I can somewhat forgive the Clinton administration for being blindsided on national healthcare (though for failing to respond once it happened, not so much). You guys, on the other hand, had that history, plus fifteen years of skyrocketing costs and fifteen years of rapidly descending levels of care on your side. You had an election which offered a generational realignment of the political scene as grounds for making things happen. You're a fifty-year-old man with thirty years of 100% Guano Republican Insanity in your adult lifetime (which had followed fifteen years of Goldwater and Nixon) and you thought these guys could be reasoned with. Even after they pointedly and unanimously kicked you in the teeth just after the Inauguration. In the midst of a fucking national disaster. You're a bright man with a first-rate education; you've been outsmarted by John Boehner, Mitch McConnell, and Sarah Palin, who don't combine to make a triple-digit IQ.

So now you think I should ride to the rescue, because they're so awful. And here's the thing: I'll be voting next month. I'll be enthusiastically pulling the level for the only African-American Muslim in the Congress, and the only Indiana representative who had the balls, and the safe district, to come out in favor of real health care reform. I'll be reluctantly voting for Blue Dog Brad Ellsworth to take Blue Dog Evan Bayh's seat (nothing you or anyone else could possibly have said would have gotten me to vote for that Time Bandit again), the way Ellsworth reluctantly voted for health care at the eleventh hour, and refuses to defend it in the face of his opponent's well-lubricated attacks. In a state you carried, historically, just twenty-three months ago. Call it force of habit; it's sure not loyalty to the cause. That I'll exhibit after the cause shows some loyalty to me. Hopeyness springs eternal.

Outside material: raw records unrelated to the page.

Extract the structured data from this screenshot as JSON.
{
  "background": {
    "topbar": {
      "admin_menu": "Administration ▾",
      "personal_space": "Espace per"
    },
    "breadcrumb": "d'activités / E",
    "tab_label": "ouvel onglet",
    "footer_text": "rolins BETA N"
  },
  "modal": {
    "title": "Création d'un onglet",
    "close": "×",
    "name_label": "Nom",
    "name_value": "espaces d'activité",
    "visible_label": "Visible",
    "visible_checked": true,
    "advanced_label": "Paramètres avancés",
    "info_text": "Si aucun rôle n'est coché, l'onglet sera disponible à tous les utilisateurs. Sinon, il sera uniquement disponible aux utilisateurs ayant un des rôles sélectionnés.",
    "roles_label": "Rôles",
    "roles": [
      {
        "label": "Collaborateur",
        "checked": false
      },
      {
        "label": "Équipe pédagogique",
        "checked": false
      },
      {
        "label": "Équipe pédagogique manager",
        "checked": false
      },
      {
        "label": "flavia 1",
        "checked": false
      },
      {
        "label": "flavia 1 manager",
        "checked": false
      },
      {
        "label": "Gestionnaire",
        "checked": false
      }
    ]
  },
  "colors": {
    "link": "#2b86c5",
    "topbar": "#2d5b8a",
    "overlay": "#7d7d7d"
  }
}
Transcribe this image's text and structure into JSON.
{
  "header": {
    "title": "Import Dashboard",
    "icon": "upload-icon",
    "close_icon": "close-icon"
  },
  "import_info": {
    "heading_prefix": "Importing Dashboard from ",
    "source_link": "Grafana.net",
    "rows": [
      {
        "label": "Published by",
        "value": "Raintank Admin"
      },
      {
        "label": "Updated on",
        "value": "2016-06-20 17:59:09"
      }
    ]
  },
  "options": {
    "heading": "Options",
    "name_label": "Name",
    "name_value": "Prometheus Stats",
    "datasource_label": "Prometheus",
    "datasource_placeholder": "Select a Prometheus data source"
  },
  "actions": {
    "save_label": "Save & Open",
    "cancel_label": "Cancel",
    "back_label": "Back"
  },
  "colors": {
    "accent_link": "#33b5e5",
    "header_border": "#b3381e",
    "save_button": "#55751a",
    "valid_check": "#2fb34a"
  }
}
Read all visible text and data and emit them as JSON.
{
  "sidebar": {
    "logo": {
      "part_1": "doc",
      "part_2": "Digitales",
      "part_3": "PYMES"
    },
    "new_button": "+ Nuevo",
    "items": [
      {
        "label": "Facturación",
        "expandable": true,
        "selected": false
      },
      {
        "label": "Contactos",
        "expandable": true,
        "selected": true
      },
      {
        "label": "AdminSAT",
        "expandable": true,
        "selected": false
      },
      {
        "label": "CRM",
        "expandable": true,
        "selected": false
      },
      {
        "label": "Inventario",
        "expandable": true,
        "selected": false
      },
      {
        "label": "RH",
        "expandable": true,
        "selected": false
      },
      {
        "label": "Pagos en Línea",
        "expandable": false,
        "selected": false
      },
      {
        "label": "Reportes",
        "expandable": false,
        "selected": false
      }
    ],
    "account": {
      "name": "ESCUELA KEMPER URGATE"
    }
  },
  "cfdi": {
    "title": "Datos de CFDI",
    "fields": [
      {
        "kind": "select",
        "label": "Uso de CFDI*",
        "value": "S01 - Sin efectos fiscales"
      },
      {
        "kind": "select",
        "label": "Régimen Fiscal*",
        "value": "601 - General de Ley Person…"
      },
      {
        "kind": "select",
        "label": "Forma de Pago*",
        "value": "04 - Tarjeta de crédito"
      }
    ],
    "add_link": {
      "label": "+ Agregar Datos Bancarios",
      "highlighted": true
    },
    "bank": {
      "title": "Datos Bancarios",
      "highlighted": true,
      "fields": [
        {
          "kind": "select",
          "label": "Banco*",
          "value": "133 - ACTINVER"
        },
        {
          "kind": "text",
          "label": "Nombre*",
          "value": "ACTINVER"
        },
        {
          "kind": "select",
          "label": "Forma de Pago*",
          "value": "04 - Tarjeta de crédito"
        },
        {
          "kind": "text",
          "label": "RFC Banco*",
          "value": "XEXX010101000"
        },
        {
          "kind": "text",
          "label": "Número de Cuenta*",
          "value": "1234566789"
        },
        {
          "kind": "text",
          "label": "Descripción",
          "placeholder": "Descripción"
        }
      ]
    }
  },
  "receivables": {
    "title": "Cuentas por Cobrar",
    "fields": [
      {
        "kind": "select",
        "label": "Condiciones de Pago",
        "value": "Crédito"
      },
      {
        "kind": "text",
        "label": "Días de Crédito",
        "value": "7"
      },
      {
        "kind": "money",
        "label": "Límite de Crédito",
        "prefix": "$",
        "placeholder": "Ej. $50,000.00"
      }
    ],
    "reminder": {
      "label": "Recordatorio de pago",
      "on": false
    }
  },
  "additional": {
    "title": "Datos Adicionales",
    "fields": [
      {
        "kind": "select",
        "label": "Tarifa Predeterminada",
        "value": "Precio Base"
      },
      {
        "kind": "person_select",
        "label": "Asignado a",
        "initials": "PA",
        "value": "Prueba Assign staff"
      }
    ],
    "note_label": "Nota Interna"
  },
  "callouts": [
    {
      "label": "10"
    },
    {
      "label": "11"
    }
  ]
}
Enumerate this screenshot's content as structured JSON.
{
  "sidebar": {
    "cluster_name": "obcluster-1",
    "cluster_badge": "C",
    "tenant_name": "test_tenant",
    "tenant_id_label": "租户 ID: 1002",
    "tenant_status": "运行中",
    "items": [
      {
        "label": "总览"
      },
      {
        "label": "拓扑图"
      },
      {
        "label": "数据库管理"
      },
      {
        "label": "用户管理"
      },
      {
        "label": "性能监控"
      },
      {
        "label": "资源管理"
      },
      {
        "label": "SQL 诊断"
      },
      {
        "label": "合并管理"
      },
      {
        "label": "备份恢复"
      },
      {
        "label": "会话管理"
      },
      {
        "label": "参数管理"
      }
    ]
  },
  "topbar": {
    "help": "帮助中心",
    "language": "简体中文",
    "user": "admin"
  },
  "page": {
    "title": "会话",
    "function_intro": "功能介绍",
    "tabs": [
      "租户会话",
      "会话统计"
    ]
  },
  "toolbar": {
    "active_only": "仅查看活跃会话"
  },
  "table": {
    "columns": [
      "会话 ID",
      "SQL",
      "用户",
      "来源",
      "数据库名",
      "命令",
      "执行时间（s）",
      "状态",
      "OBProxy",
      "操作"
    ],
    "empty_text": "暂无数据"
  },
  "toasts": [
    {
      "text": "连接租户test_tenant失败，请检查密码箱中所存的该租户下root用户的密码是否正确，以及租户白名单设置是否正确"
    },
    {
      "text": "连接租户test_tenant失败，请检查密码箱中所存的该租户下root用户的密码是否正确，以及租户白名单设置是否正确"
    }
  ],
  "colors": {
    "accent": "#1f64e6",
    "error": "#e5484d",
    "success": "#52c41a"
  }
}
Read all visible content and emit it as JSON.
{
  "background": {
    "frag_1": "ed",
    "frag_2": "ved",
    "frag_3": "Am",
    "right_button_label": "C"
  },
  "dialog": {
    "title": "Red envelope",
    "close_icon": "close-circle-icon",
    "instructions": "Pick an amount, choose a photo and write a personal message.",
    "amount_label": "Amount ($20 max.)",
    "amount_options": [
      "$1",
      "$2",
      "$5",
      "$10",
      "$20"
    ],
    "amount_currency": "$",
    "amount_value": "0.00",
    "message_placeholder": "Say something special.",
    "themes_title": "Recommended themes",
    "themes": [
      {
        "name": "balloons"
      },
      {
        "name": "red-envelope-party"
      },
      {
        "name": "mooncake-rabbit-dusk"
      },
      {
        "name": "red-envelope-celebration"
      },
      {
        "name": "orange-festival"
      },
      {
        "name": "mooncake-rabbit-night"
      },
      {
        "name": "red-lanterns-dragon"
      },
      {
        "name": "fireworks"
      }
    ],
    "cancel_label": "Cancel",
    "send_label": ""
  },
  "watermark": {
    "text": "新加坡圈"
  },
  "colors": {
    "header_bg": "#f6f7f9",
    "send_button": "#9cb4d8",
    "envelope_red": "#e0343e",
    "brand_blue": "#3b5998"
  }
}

And it sure as hell ain't Battered Spouse Syndrome, bub. I cringe when Republicans speak because of the shit they say. I'm not afraid of 'em, because I've seen the worst they can do. Repeatedly. And even if I were, I wouldn't run to a Democrat for protection.